= Page and application data records =
● ● ●

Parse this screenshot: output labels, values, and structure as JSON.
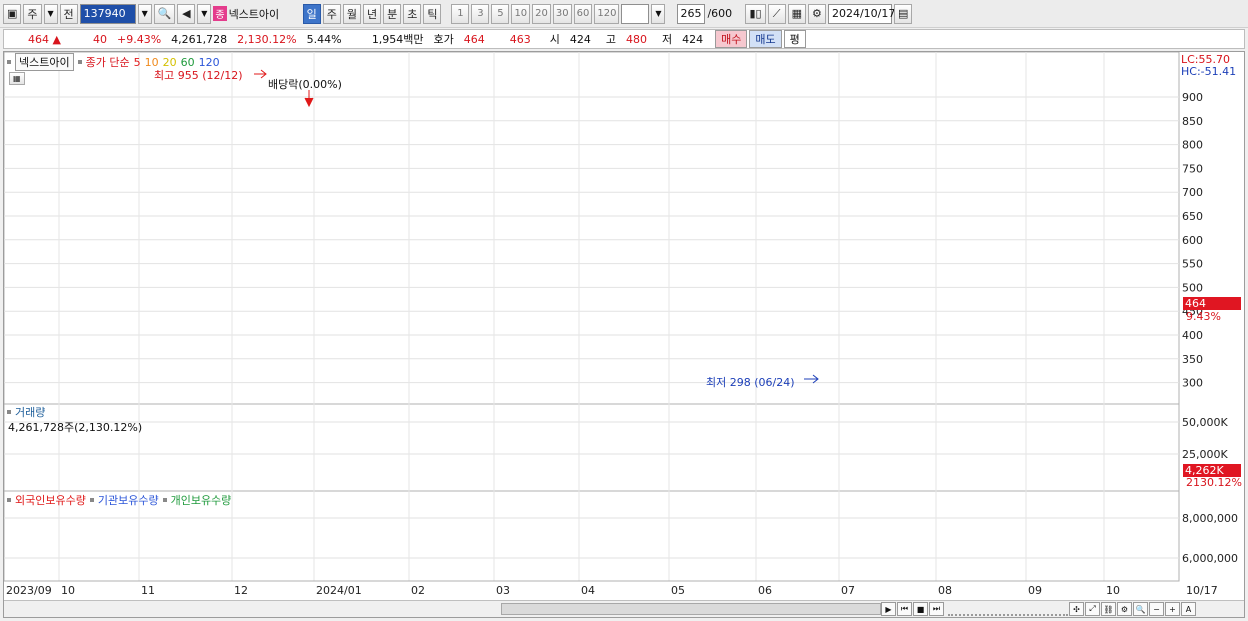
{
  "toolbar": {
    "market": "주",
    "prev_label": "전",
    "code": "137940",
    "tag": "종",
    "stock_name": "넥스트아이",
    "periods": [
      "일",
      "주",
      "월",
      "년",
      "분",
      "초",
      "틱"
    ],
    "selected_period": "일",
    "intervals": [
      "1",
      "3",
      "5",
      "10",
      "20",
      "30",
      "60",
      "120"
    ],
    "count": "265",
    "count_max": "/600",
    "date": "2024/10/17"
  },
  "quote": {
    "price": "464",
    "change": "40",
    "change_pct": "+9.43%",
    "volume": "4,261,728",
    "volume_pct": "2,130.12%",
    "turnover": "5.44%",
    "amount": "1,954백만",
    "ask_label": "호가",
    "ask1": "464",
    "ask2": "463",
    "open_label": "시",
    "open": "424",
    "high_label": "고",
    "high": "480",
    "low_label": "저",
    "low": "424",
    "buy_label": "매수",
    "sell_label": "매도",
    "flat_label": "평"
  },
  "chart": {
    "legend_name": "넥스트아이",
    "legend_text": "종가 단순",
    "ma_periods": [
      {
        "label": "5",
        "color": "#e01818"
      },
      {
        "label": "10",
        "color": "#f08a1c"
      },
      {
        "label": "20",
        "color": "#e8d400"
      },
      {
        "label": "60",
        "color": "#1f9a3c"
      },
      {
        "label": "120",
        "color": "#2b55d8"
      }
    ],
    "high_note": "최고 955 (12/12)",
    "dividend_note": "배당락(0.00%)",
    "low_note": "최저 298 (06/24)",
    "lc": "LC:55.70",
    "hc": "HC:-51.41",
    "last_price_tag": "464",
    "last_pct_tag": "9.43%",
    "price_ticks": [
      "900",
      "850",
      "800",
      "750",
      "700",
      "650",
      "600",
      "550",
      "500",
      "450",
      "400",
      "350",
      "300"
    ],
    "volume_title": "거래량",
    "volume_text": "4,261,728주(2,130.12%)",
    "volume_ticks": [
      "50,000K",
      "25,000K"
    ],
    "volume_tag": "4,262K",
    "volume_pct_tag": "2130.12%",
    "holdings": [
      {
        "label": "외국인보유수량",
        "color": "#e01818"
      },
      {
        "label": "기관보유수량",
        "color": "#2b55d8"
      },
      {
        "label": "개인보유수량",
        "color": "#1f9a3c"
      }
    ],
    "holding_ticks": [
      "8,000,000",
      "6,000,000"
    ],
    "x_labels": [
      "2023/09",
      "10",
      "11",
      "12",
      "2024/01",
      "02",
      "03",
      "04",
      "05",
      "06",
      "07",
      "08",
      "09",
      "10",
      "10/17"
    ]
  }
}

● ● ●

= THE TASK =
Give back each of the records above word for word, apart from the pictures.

= SOLUTION TO THE PROBLEM =
Parse this screenshot: output labels, values, and structure as JSON.
{
  "toolbar": {
    "market": "주",
    "prev_label": "전",
    "code": "137940",
    "tag": "종",
    "stock_name": "넥스트아이",
    "periods": [
      "일",
      "주",
      "월",
      "년",
      "분",
      "초",
      "틱"
    ],
    "selected_period": "일",
    "intervals": [
      "1",
      "3",
      "5",
      "10",
      "20",
      "30",
      "60",
      "120"
    ],
    "count": "265",
    "count_max": "/600",
    "date": "2024/10/17"
  },
  "quote": {
    "price": "464",
    "change": "40",
    "change_pct": "+9.43%",
    "volume": "4,261,728",
    "volume_pct": "2,130.12%",
    "turnover": "5.44%",
    "amount": "1,954백만",
    "ask_label": "호가",
    "ask1": "464",
    "ask2": "463",
    "open_label": "시",
    "open": "424",
    "high_label": "고",
    "high": "480",
    "low_label": "저",
    "low": "424",
    "buy_label": "매수",
    "sell_label": "매도",
    "flat_label": "평"
  },
  "chart": {
    "legend_name": "넥스트아이",
    "legend_text": "종가 단순",
    "ma_periods": [
      {
        "label": "5",
        "color": "#e01818"
      },
      {
        "label": "10",
        "color": "#f08a1c"
      },
      {
        "label": "20",
        "color": "#e8d400"
      },
      {
        "label": "60",
        "color": "#1f9a3c"
      },
      {
        "label": "120",
        "color": "#2b55d8"
      }
    ],
    "high_note": "최고 955 (12/12)",
    "dividend_note": "배당락(0.00%)",
    "low_note": "최저 298 (06/24)",
    "lc": "LC:55.70",
    "hc": "HC:-51.41",
    "last_price_tag": "464",
    "last_pct_tag": "9.43%",
    "price_ticks": [
      "900",
      "850",
      "800",
      "750",
      "700",
      "650",
      "600",
      "550",
      "500",
      "450",
      "400",
      "350",
      "300"
    ],
    "volume_title": "거래량",
    "volume_text": "4,261,728주(2,130.12%)",
    "volume_ticks": [
      "50,000K",
      "25,000K"
    ],
    "volume_tag": "4,262K",
    "volume_pct_tag": "2130.12%",
    "holdings": [
      {
        "label": "외국인보유수량",
        "color": "#e01818"
      },
      {
        "label": "기관보유수량",
        "color": "#2b55d8"
      },
      {
        "label": "개인보유수량",
        "color": "#1f9a3c"
      }
    ],
    "holding_ticks": [
      "8,000,000",
      "6,000,000"
    ],
    "x_labels": [
      "2023/09",
      "10",
      "11",
      "12",
      "2024/01",
      "02",
      "03",
      "04",
      "05",
      "06",
      "07",
      "08",
      "09",
      "10",
      "10/17"
    ]
  }
}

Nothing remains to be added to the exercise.